Exercise goal: The answer must consist of every line below that holds the word "this".

====== Provided records ======

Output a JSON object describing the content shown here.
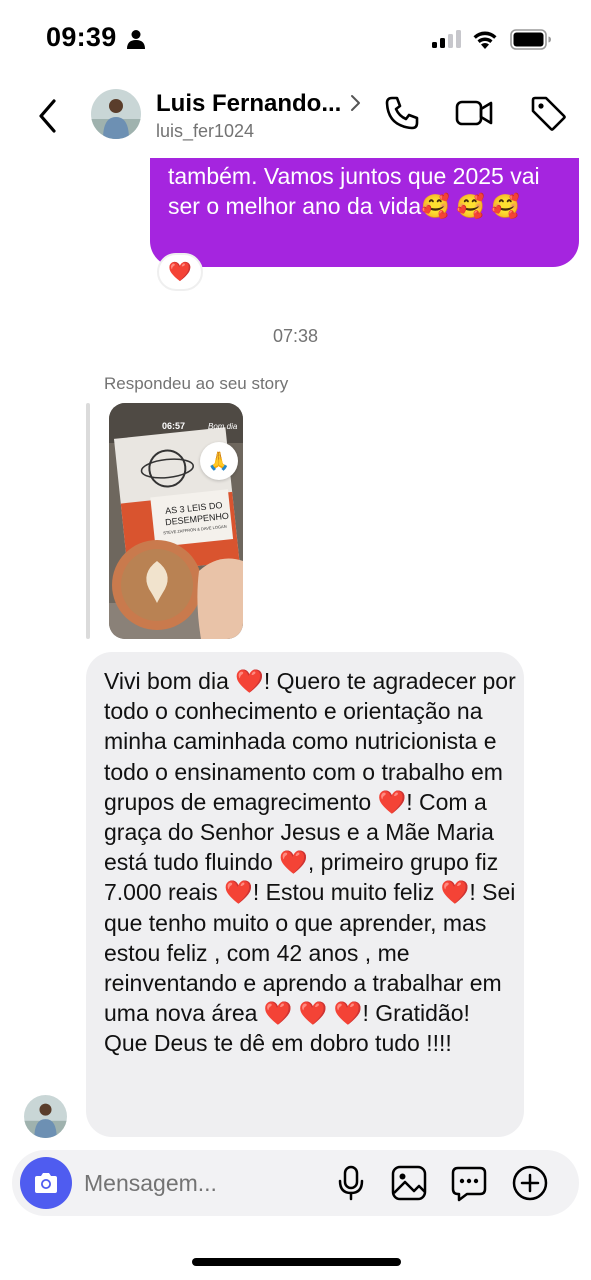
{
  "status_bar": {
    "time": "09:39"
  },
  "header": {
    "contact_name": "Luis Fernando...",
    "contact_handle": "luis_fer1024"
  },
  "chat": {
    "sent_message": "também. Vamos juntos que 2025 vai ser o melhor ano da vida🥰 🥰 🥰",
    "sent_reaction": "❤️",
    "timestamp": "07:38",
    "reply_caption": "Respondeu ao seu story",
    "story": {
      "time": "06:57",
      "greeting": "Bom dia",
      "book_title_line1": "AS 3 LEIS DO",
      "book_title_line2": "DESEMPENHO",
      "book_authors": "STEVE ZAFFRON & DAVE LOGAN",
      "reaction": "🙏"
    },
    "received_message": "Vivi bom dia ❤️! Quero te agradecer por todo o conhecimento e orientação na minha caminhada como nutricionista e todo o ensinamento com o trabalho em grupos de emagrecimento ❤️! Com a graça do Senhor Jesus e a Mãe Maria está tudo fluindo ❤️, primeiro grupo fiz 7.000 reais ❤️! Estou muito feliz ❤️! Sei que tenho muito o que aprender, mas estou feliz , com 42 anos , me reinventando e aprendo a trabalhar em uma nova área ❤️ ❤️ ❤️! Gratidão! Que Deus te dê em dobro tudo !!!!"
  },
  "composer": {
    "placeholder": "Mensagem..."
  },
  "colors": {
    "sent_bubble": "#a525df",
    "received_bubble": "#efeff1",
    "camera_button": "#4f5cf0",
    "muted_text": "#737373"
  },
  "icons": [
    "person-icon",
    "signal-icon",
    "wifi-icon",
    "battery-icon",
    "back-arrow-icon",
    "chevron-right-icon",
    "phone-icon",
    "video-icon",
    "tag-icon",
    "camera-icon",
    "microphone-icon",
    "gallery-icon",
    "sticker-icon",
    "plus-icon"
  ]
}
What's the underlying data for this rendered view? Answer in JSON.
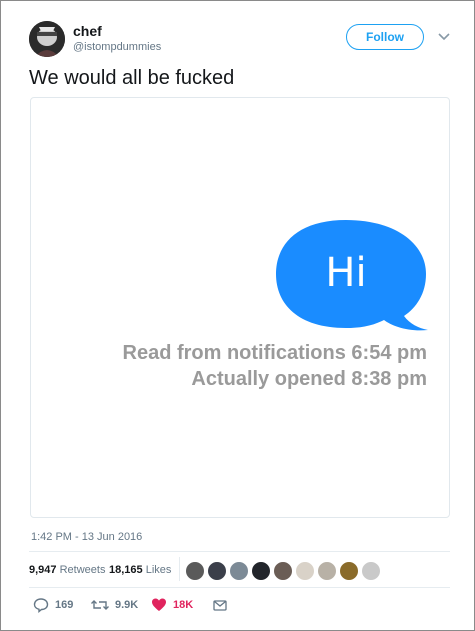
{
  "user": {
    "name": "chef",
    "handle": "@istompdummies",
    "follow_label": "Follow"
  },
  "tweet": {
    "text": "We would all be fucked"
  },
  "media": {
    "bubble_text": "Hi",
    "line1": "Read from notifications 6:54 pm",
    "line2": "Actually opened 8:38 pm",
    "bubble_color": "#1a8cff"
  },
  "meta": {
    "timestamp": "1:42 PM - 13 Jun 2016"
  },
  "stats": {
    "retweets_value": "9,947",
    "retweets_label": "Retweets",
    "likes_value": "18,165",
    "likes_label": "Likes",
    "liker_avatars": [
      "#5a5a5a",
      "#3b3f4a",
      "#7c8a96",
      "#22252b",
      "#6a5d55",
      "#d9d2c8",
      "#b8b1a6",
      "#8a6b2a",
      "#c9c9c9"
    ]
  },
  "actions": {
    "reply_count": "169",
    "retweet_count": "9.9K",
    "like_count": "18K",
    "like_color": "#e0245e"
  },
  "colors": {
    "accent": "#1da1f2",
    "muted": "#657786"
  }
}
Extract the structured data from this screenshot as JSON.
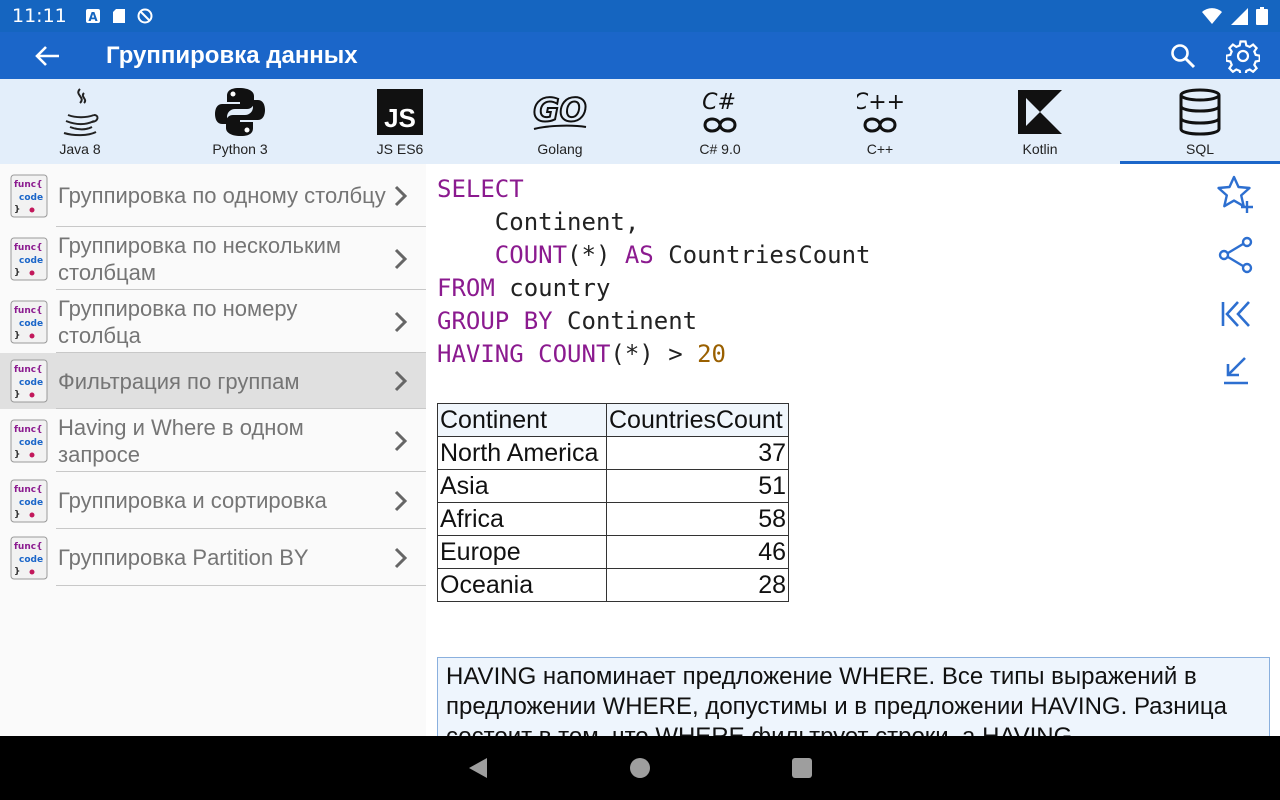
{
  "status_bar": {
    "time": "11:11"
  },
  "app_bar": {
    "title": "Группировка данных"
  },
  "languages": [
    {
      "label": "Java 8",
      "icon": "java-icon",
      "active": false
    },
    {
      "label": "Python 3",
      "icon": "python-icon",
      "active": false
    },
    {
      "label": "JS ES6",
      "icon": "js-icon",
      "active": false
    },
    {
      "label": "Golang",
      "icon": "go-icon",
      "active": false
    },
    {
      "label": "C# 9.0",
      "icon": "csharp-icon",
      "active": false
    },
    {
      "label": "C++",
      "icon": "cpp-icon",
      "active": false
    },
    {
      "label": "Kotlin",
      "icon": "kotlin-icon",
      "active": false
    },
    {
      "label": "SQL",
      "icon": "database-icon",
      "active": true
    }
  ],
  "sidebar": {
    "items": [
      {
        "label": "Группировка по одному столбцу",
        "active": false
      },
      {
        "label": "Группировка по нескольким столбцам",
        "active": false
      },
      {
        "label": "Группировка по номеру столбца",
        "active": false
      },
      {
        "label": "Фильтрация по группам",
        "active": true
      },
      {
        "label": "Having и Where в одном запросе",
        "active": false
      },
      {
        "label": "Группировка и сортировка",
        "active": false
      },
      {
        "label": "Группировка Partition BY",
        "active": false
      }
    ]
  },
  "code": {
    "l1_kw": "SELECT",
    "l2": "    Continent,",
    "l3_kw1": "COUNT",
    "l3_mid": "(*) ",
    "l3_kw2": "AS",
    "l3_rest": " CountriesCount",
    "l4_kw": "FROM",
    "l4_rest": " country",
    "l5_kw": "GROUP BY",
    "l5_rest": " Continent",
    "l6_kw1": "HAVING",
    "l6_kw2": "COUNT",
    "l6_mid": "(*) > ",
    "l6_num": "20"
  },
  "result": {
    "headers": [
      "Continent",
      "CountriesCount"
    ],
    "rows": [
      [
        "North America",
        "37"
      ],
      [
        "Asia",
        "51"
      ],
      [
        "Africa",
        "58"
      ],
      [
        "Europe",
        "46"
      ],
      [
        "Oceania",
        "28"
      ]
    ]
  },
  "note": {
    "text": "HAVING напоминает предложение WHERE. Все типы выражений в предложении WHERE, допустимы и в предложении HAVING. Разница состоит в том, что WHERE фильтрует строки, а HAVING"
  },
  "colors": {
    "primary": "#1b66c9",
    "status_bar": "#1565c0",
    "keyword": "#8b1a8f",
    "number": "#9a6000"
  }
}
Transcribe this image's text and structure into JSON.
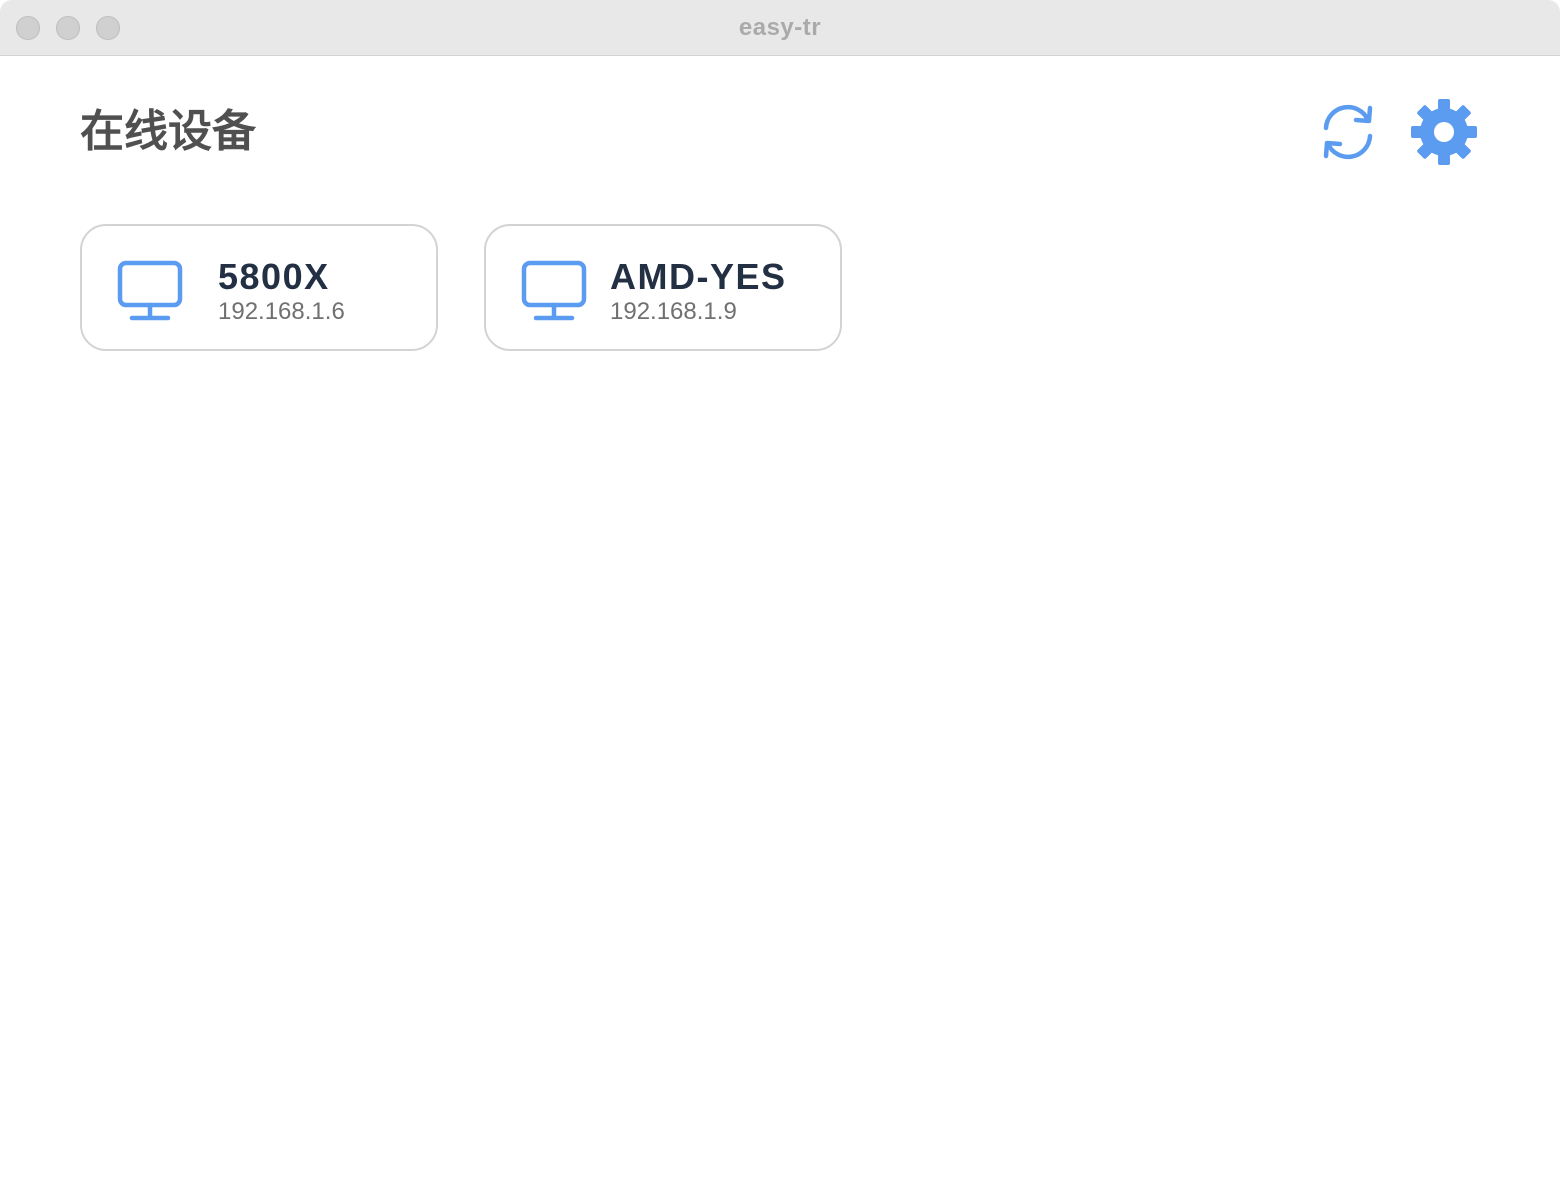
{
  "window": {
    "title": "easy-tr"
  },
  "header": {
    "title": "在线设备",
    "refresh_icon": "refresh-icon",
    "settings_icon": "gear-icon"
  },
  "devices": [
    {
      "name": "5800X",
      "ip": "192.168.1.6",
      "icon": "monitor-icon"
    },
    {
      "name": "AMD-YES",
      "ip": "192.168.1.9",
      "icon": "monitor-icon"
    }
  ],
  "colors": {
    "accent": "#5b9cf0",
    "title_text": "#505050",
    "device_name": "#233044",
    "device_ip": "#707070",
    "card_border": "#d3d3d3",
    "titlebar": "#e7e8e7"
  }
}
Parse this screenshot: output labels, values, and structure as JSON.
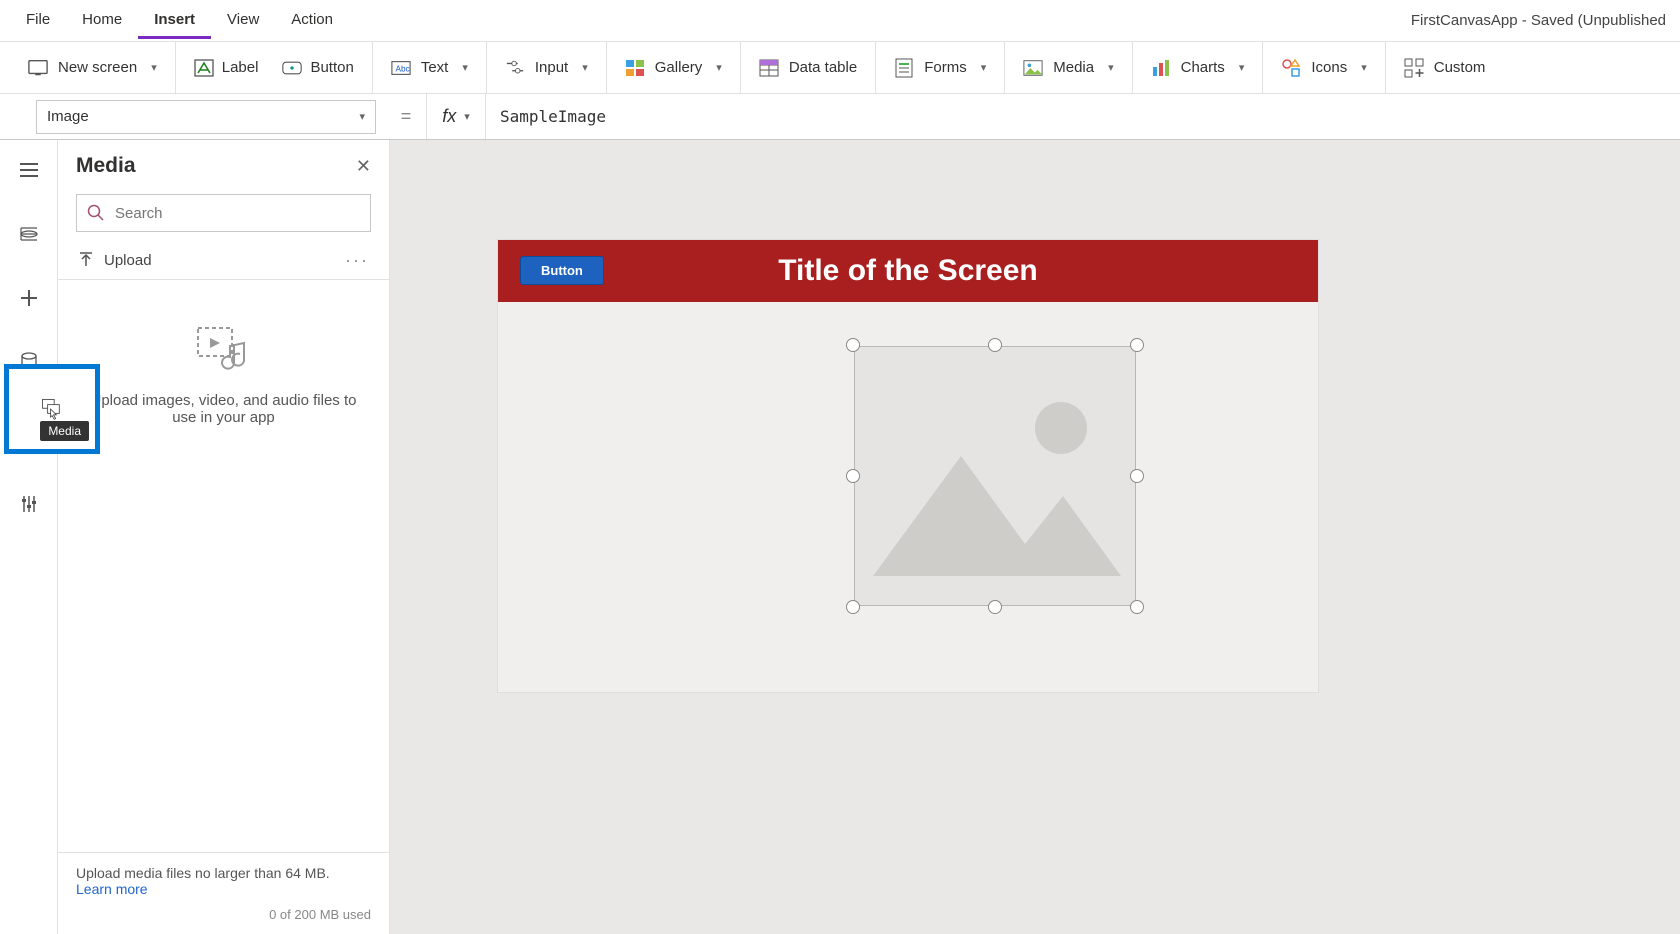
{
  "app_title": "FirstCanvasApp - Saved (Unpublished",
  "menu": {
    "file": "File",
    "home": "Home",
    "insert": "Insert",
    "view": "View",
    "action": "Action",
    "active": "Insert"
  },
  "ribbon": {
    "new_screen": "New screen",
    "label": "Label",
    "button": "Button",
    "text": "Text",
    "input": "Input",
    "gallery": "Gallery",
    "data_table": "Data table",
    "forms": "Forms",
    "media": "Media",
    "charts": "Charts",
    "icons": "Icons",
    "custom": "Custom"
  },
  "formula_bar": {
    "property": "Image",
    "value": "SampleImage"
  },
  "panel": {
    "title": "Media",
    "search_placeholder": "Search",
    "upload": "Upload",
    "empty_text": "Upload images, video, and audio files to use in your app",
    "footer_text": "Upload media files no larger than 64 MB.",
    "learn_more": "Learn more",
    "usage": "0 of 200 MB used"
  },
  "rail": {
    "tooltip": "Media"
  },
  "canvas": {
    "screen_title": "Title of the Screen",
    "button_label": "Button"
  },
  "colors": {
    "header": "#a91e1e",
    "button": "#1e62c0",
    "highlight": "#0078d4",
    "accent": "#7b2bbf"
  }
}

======

Answer space:
What's the underlying data for this rendered view? Answer in JSON.
Extract the structured data from this screenshot as JSON.
Transcribe this image's text and structure into JSON.
Parse this screenshot: output labels, values, and structure as JSON.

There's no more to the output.